Edge of Spider-Verse #2 (of 5)
Review Spoilers: Moderate
As much as the internet loves to tell us about weird old superheroes, I’m honestly surprised no one has ever really told me about Gwen Stacy. For a character that is so iconic to the Spider-Man mythos, Gwen is never described by her personality or her characteristics as a person besides that she was blonde and that she died after Peter accidentally broke her back trying to save her. I know there’s a joke about how no one ever really dies in comics except Uncle Ben, but Marvel seems fairly determined to keep Gwen Stacy the permanent girl in the fridge.
I really hope Gwen Stacy: Spider-Woman can change that.
First of all, this story is part of the lead up to the Spider-Verse event. I don’t have the money to keep up with all these event comics, but it’s basically Morlun causing a crisis of infinite Spideys.
Enter Gwen Stacy: Spider-Woman!
As we enter this Gwen’s reality, we find out that we’re in the middle of her story. Instead of Peter being bitten by the spider, she was. She became the Amazing (and drumming) Spider-Woman while her version of Peter Parker was driven by his bullies to become the Lizard. Peter dies while Gwen lives with the consequences and blame for his death.
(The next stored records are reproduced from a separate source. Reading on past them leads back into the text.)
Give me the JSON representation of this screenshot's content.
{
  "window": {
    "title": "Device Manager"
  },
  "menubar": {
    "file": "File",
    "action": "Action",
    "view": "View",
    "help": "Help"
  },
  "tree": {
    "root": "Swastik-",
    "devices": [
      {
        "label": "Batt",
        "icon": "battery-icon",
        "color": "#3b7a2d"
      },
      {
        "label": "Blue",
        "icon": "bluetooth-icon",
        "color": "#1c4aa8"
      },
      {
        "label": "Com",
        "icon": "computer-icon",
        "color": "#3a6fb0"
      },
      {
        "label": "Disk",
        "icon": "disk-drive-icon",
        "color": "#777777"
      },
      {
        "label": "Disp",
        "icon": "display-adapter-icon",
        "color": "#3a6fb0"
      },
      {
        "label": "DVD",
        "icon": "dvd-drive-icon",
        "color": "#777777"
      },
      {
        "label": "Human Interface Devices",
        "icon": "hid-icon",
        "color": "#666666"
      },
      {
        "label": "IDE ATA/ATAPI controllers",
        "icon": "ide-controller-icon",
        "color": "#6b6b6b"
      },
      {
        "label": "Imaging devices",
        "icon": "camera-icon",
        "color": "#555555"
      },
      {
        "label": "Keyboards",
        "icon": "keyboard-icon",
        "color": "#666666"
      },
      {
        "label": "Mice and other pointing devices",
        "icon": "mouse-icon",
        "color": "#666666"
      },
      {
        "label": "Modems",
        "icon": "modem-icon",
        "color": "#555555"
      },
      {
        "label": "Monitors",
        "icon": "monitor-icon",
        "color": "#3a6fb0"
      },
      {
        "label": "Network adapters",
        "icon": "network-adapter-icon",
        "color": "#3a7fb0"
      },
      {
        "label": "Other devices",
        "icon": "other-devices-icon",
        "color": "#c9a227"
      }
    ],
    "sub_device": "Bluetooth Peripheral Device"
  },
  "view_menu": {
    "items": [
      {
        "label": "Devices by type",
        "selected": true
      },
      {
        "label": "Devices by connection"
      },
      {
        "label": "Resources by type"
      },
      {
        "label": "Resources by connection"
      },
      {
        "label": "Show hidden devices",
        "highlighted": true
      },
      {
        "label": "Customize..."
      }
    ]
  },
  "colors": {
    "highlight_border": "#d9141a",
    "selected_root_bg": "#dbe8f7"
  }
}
I don’t know how accurate this Gwen is to the original personality of Gwen Stacy of 616, but screw it, I LOVE HER. She’s sassy, but still deals with the weight of the world on her shoulders. She refuses to back down from a fight and even stands up for herself when the time comes for it. Did I also mention that she’s a drummer for an all-girl group lead by Mary Jane Watson called The Mary Janes and all that she wants to do with her life outside of being Spidey is play music? Love. Her.
The team of Jason Latour, Robbi Rodriguez and Rico Renzi did an amazing job on this story. Latour managed to perfectly craft the typical Spidey story structure while letting Gwen have a voice of her own for once. She’s not the fridged girl here. She’s a young adult learning to stand on her own two feet, which is weirdly not a story in media that often features women. Rodriguez and Renzi also manage to give such life and color to Gwen’s story. It moves like New York at night: fast paced and full of bright lights and color.
IT’S JUST TOO DAMN SHORT.
Seriously, there was enough story here to make an entire mini-series out of it. A mini-series I would have gladly paid for in single issues and trade paperback. Instead, we have one story that feels over in a New York Minute. A good one, but still over just before it really gets good.
Luckily, this will not be the last of Spider-Gwen. She’s advertised to return in Amazing Spider-Man #9, which I will definitely be reading because not only will it feature Gwen again, but it will also have Kamala Khan teaming up with 616!Peter Parker. It’s like that issue was made for me, you guys.
Final Thoughts: Even though it’s over way too quickly, Gwen Stacy: Spider-Woman is definitely worth the read. Centering around a sassy and determined heroine, it brings us a version of Gwen Stacy ready to define her own fate and be her own hero.